§ **WORK INSTRUCTIONS**
Set down every line from the one containing "Parse this screenshot: output" through the last line of the records below, exactly as written, and leave out the pictures.

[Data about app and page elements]
:::

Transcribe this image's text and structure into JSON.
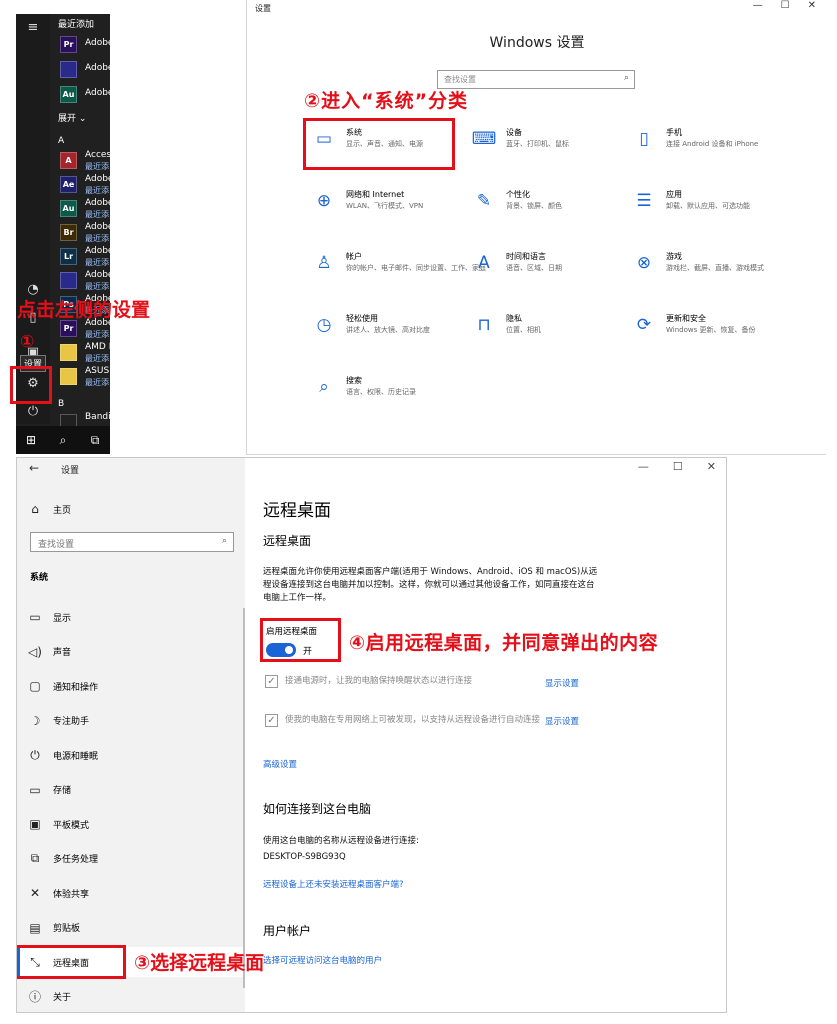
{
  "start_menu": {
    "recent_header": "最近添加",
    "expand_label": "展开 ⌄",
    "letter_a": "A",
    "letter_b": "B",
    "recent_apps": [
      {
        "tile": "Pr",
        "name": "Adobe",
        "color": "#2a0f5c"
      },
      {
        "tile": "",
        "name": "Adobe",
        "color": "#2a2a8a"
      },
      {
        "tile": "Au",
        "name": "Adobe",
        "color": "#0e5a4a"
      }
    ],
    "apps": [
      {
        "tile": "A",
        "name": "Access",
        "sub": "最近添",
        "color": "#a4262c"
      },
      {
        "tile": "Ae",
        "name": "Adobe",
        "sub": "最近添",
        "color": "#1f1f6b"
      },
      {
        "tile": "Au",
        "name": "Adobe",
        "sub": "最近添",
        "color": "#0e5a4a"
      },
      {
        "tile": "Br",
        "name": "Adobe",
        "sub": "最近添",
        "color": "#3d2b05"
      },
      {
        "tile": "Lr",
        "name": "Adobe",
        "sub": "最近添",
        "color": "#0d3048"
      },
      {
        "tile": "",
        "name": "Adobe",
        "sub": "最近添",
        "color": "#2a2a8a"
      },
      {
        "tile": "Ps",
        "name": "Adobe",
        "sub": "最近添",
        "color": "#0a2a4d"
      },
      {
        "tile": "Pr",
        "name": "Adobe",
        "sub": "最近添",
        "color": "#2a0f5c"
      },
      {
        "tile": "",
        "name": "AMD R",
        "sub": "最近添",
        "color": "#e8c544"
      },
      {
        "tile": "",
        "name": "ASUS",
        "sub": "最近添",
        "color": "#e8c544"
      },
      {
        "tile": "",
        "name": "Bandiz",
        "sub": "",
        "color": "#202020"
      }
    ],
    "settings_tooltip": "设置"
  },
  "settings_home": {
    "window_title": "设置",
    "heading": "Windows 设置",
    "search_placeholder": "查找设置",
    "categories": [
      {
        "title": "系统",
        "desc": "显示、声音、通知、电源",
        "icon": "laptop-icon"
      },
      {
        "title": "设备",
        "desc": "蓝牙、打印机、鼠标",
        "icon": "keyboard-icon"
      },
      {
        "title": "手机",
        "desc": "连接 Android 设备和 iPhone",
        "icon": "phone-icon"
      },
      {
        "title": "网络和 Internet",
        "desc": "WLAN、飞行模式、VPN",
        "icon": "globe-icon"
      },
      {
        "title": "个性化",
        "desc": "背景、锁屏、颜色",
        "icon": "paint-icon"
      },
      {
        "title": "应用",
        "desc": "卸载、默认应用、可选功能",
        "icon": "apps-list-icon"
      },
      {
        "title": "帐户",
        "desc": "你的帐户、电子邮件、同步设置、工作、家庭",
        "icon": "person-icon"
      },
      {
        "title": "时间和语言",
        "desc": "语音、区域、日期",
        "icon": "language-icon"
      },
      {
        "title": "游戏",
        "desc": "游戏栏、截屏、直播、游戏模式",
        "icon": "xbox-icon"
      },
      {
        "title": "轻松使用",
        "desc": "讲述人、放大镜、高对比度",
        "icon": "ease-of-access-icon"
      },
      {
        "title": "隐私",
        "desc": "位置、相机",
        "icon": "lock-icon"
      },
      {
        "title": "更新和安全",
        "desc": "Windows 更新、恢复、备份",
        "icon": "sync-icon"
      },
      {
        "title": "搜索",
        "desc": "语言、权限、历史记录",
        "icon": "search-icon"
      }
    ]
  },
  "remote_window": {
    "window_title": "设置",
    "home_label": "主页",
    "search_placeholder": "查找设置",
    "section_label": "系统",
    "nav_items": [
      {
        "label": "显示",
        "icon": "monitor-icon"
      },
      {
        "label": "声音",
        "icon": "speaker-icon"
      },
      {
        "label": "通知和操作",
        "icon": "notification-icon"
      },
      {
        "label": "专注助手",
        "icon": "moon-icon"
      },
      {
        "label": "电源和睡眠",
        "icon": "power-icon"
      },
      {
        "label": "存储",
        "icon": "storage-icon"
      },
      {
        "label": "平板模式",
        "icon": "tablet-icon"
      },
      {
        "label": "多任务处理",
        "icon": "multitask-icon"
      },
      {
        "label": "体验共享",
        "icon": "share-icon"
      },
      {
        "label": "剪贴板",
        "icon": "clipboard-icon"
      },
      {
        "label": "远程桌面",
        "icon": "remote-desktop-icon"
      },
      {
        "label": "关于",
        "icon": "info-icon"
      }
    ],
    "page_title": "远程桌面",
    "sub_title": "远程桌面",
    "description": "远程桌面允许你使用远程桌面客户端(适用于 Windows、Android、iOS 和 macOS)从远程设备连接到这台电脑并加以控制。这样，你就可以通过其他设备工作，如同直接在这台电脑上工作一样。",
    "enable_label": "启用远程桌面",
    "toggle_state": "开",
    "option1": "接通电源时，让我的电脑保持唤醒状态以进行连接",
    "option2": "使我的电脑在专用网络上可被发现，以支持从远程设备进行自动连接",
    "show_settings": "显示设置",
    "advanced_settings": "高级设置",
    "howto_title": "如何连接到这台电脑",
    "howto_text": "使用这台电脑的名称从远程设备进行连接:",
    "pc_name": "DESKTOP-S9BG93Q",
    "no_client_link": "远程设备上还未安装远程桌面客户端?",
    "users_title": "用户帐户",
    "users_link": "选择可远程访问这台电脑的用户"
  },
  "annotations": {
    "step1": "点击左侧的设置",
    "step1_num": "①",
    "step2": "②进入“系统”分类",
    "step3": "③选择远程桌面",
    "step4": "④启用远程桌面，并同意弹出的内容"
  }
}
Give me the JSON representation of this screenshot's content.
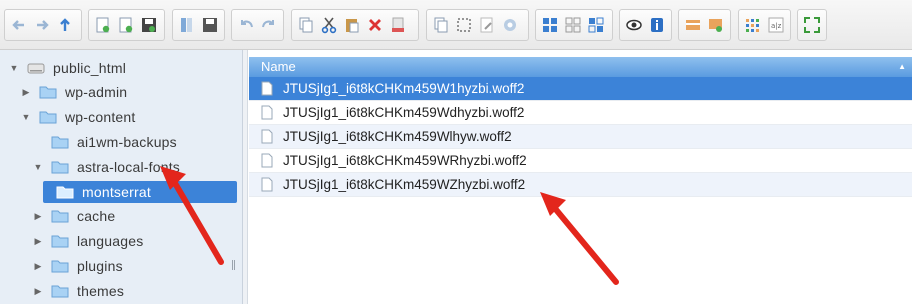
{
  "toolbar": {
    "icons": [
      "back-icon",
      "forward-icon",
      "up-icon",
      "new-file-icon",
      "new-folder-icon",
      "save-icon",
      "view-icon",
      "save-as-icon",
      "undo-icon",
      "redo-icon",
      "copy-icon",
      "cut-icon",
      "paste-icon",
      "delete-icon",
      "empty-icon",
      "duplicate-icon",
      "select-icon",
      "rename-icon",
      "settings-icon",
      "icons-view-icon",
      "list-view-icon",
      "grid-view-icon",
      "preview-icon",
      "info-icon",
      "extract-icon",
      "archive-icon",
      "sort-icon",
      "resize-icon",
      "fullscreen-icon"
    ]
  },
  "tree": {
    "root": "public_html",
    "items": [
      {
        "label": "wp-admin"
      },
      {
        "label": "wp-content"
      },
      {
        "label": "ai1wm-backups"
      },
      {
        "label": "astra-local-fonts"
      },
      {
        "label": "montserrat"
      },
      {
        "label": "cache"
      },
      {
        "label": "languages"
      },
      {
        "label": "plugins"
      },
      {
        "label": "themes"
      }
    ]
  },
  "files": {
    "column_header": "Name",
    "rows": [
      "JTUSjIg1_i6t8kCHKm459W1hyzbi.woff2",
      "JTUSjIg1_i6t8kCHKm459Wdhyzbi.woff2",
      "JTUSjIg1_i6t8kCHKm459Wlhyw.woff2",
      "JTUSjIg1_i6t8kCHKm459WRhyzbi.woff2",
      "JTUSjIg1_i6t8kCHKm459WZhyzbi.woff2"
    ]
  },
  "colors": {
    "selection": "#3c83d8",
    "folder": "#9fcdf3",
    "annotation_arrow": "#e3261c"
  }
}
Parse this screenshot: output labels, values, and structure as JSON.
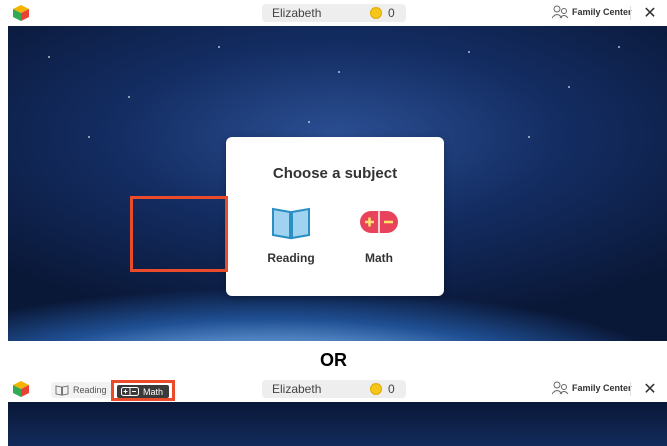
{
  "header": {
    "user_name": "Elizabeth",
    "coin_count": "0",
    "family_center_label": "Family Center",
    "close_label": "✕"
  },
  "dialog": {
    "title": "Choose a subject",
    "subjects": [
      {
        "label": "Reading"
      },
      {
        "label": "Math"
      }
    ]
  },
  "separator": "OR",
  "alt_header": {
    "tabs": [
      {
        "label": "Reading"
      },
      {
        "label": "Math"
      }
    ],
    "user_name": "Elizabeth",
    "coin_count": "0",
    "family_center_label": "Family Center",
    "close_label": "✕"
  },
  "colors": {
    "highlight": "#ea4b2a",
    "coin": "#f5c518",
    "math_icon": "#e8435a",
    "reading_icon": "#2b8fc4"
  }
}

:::

§ **EXERCISE RESPONSE**
Parse this screenshot: output labels, values, and structure as JSON.
{
  "header": {
    "user_name": "Elizabeth",
    "coin_count": "0",
    "family_center_label": "Family Center",
    "close_label": "✕"
  },
  "dialog": {
    "title": "Choose a subject",
    "subjects": [
      {
        "label": "Reading"
      },
      {
        "label": "Math"
      }
    ]
  },
  "separator": "OR",
  "alt_header": {
    "tabs": [
      {
        "label": "Reading"
      },
      {
        "label": "Math"
      }
    ],
    "user_name": "Elizabeth",
    "coin_count": "0",
    "family_center_label": "Family Center",
    "close_label": "✕"
  },
  "colors": {
    "highlight": "#ea4b2a",
    "coin": "#f5c518",
    "math_icon": "#e8435a",
    "reading_icon": "#2b8fc4"
  }
}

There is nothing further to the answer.